NORRISTOWN, Pa. -- A judge admonished lawyers on both sides of Bill Cosby’s sexual assault case Tuesday after a courtroom shouting match over the defense team’s practice of publicizing the names of the women accusing the comedian of sexual assault.
Montgomery County Judge Steven O’Neill denounced the outburst as uncivil. It came at the start of what is expected to be a two-day hearing on whether prosecutors will be allowed to call 13 accusers as trial witnesses, a key part of their strategy to show the 79-year-old Cosby had a decades-long habit of drugging and molesting women.
Cosby’s lawyers want the accusers barred from testifying at his trial on charges that he sexually assaulted a woman at his suburban Philadelphia home in 2004. The defense was expected to attack their credibility and relevance as they try to keep them off the witness stand.
They encountered an early setback Tuesday when O’Neill refused to hear from one of their experts, Elizabeth Loftus, a psychologist who has questioned the reliability of eyewitness and witness memory. The judge said Loftus wouldn’t help him decide if the accusers can testify but added she might be allowed to take the stand at Cosby’s trial next year.
The high-stakes hearing was testy from the start, as District Attorney Kevin Steele clashed with Cosby lawyer Brian McMonagle over the defense’s insistence on identifying accusers by name in public documents and a court hearing.
Steele became enraged when McMonagle argued that prosecutors had provided him with the names of the accusers. Arguing that the names were disclosed during the pretrial discovery process and were not part of the public record, Steele suggested that Cosby’s lawyers were publicizing them in an attempt to intimidate the women.
McMonagle said many of them had already gone public with their allegations.
“These are witnesses in a trial. They are not children,” McMonagle argued.

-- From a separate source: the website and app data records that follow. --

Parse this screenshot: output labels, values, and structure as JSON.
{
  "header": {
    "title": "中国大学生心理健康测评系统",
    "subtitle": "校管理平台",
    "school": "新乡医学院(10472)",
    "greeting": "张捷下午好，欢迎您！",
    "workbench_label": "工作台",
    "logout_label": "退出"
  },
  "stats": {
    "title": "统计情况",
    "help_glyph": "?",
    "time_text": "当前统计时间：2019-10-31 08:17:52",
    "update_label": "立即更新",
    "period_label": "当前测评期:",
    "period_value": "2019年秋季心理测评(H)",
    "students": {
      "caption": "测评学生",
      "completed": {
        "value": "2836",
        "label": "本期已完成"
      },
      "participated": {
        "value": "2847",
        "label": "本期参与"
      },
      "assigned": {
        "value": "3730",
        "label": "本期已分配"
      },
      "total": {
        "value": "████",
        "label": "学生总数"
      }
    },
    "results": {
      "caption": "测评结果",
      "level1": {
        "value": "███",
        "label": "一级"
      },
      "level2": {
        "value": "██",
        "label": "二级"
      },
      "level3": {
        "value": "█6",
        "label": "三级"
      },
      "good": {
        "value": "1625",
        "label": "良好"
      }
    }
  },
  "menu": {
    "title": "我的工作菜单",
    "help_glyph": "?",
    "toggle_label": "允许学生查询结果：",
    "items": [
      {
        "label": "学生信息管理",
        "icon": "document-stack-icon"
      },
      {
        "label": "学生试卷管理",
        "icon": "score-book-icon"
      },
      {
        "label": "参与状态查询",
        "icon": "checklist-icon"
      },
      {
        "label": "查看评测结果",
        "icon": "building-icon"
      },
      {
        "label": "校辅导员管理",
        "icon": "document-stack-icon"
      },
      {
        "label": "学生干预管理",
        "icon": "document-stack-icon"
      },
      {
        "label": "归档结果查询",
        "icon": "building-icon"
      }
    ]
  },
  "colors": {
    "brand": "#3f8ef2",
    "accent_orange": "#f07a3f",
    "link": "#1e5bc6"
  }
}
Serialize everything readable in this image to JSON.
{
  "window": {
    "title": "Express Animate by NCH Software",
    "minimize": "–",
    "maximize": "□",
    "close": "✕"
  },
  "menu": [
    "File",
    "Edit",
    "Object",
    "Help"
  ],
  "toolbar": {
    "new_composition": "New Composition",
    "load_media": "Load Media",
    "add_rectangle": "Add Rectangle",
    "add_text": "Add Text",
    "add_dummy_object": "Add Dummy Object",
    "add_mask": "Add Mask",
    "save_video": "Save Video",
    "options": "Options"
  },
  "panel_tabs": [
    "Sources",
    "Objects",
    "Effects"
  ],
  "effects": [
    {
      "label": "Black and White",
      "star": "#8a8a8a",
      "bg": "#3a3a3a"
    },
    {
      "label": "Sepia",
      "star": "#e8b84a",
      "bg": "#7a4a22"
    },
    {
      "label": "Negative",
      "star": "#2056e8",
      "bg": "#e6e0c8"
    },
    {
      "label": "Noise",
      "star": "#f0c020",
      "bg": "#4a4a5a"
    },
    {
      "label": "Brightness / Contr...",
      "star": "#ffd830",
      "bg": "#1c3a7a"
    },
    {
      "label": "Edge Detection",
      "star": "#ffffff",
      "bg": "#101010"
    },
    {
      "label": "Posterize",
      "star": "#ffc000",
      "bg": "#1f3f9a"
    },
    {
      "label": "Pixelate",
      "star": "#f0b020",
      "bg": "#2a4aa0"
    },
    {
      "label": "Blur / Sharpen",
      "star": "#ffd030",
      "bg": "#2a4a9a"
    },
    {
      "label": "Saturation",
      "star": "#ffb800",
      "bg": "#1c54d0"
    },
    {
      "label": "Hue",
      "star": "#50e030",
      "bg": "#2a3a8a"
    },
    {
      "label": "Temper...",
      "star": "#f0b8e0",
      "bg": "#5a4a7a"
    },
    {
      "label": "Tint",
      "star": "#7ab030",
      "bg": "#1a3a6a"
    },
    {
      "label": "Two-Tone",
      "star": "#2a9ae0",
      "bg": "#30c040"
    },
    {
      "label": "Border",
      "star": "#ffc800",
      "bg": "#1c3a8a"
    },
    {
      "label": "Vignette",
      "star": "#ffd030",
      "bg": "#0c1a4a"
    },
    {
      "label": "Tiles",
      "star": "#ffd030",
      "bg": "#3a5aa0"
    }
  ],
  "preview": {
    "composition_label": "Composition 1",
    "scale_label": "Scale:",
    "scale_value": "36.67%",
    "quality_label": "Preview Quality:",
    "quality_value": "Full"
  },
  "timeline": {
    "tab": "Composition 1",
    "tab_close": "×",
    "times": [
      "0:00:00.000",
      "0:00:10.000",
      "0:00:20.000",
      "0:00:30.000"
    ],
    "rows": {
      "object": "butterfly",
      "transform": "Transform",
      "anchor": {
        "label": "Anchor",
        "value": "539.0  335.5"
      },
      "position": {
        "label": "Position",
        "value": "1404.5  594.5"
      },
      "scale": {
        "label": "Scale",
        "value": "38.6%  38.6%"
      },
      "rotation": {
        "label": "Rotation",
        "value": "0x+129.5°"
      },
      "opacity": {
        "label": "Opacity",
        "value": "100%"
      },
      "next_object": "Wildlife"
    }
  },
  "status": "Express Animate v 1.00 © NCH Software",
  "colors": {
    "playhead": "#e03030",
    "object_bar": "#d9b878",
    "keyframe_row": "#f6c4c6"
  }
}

O’Neill ultimately ruled Cosby’s lawyers could identify 11 of the women by name. He said two of the women have remained out of the spotlight and shouldn’t be identified in court.
The defense asserts they should be removed altogether from the case, which began a decade ago when Temple University employee Andrea Constand filed a police complaint against Cosby, her friend and mentor, over an encounter at his home. A prosecutor at the time declined to file charges.
But authorities reopened the case last year after scores of women raised similar accusations and after Cosby’s damaging deposition testimony from Constand’s lawsuit became public. The trial judge last week said the deposition was fair game at trial, arming prosecutors with Cosby’s testimony about his affairs with young women, his use of quaaludes as a seduction tool and his version of the sexual encounter with Constand the night in question.
Cosby’s lawyers had hoped to question the women in person, but O’Neill rejected the idea.